To better assess the risks that ransomware and other digital threats pose to Fortune 500 firms and government agencies, Moody’s is investing $250 million in BitSight, which uses an algorithm to assess the likelihood that an organization will be breached. Moody’s shared the news first with CNN Business.
As part of the deal, Moody’s will become the largest minority shareholder in Bitsight. In addition, BitSight will acquire a cyber risk rating system created by Moody’s and Team8, a company which bills itself as a “think tank” focused on global cybersecurity issues.
“There’s just a lot of opacity around cyber risk,” Moody’s CEO Rob Fauber told CNN Business. “You have compromises that have serious operational and organizational implications. It’s affecting a broader range of industries and the stakes are higher than they’ve ever been.”
Fauber said the $250 million would be used to improve BitSight’s data and risk-management offerings, among other products. BitSight, which says its customers include 20% of Fortune 500 firms, will be able to make more detailed risk assessments and “more clearly translate [that] to the risk of financial loss,” Fauber said.
Understanding cybersecurity risk has become a national security and economic imperative.

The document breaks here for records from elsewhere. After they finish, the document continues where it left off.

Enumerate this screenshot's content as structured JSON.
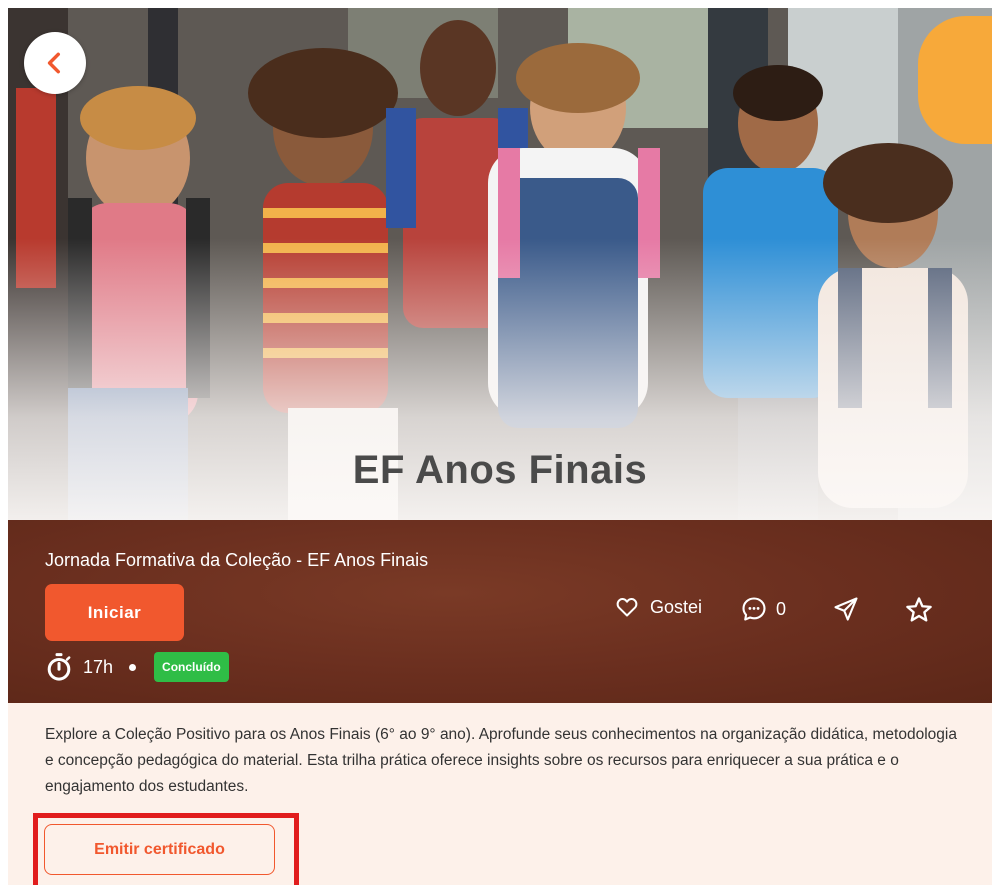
{
  "hero": {
    "banner_title": "EF Anos Finais"
  },
  "course": {
    "title": "Jornada Formativa da Coleção - EF Anos Finais",
    "start_label": "Iniciar",
    "like_label": "Gostei",
    "comments_count": "0",
    "duration": "17h",
    "status_badge": "Concluído",
    "description": "Explore a Coleção Positivo para os Anos Finais (6° ao 9° ano). Aprofunde seus conhecimentos na organização didática, metodologia e concepção pedagógica do material. Esta trilha prática oferece insights sobre os recursos para enriquecer a sua prática e o engajamento dos estudantes.",
    "certificate_label": "Emitir certificado"
  },
  "icons": {
    "back": "chevron-left-icon",
    "like": "heart-icon",
    "comments": "comment-bubble-icon",
    "share": "send-icon",
    "favorite": "star-icon",
    "duration": "stopwatch-icon"
  },
  "colors": {
    "accent": "#f1582e",
    "bar_background": "#6b2f1f",
    "status_green": "#2fbd46",
    "page_background": "#fdf1ea",
    "highlight_red": "#e11d1d"
  }
}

US corporate and government officials have been blindsided by ransomware attacks in recent months that forced critical infrastructure offline and compromised massive amounts of private information.
Victims of ransomware attacks paid some $350 million in ransoms in 2020, according to Chainalysis, a firm that tracks cryptocurrency. But that’s only a partial view of total ransoms paid, and those who don’t pay can spend millions of dollars rebuilding their computer infrastructure.

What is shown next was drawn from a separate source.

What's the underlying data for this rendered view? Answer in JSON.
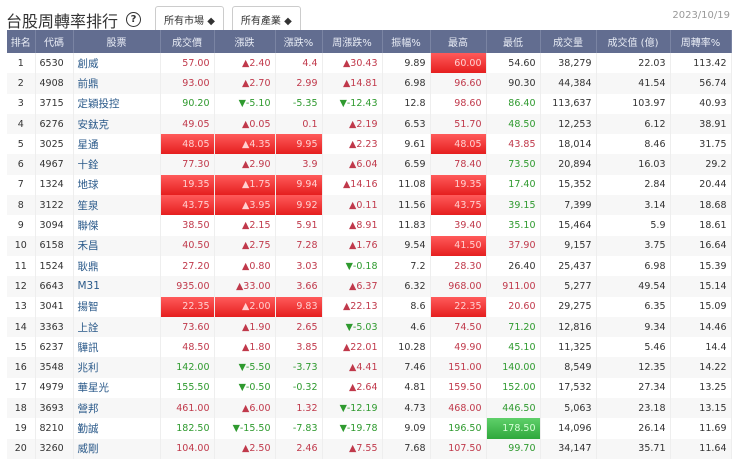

Hacks can also be difficult to detect, and US officials have worried that a lack of transparency about how attacks spread can mean that a single breach has the ability to ripple across many industries.
Fauber said that the SolarWinds compromises were a big reason for Moody’s to invest more heavily in cybersecurity risk programs.
The breaches also inspired President Joe Biden to issue an executive order in May requiring federal contractors to meet a minimum set of security standards around data management and the reporting of attacks.
US officials see the executive order as a step toward prodding some private firms to provide more secure software and a scoring system for measuring that security. The directive tasks the Commerce Department with setting up a program to label consumer electronics devices, like wireless routers, with a cybersecurity rating.
“You’re seeing increased focus from government and regulatory bodies in the United States and elsewhere on making sure that companies are sufficiently focused on identifying, measuring and managing their exposure to cyber risk,” Fauber said.